As a result, it turns out that the winners are those who kept their savings in gold, the price of which is hitting historic highs today. Approximately the same picture was observed in 1980, but then it sharply - twice - fell in price, and the same can happen now, so it is not clear whether it is necessary to rush to invest in gold today?
In general, the analyst believes that the financial situation in the world is such that there is no certainty about what will grow and what will fall.
We, of course, are interested not in why currencies and gold are growing, but why the ruble is falling. Here is what economist Yakov Mirkin has to say about this:
1) This year we began to earn much less currency. The basis for the stability of the ruble is a large positive balance of trade (excess of exports of goods over imports). This year the balance fell by more than 40%.
2) Apparently, a large export of capital from Russia, a lot of people who want to part with rubles, turn them into currency. Rubles are dropped, dollars and euros are bought for them. How does this happen? For example, in 2020, the external debt of Russia (both the state and banks and corporations) continues to be paid off, and to decrease. When it is extinguished, they pay in foreign currency and buy it for rubles. This means that there is more demand for it, less demand for rubles. As a result, the ruble has dropped.
3) In March 2020, Russian banks imported more than 3 times more cash into Russia than in March 2019 (CBR).

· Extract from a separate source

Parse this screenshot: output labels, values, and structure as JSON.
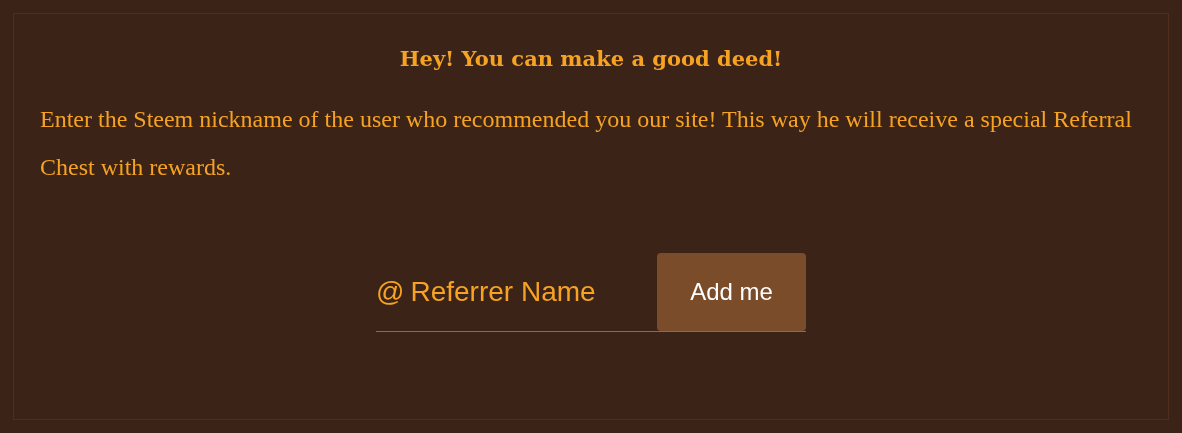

4) No state reserves to support the ruble appear to be affected. Russia's international reserves are not being wasted or falling, as in past crises. On the contrary, they only increased (probably also due to the growth of world prices for gold, there is a lot of it in the reserves), from $ 551 billion (March 20) to $ 591 billion (August 21). The National Welfare Fund (this is also a reserve) - from $ 165 billion in March to $ 177 billion in July.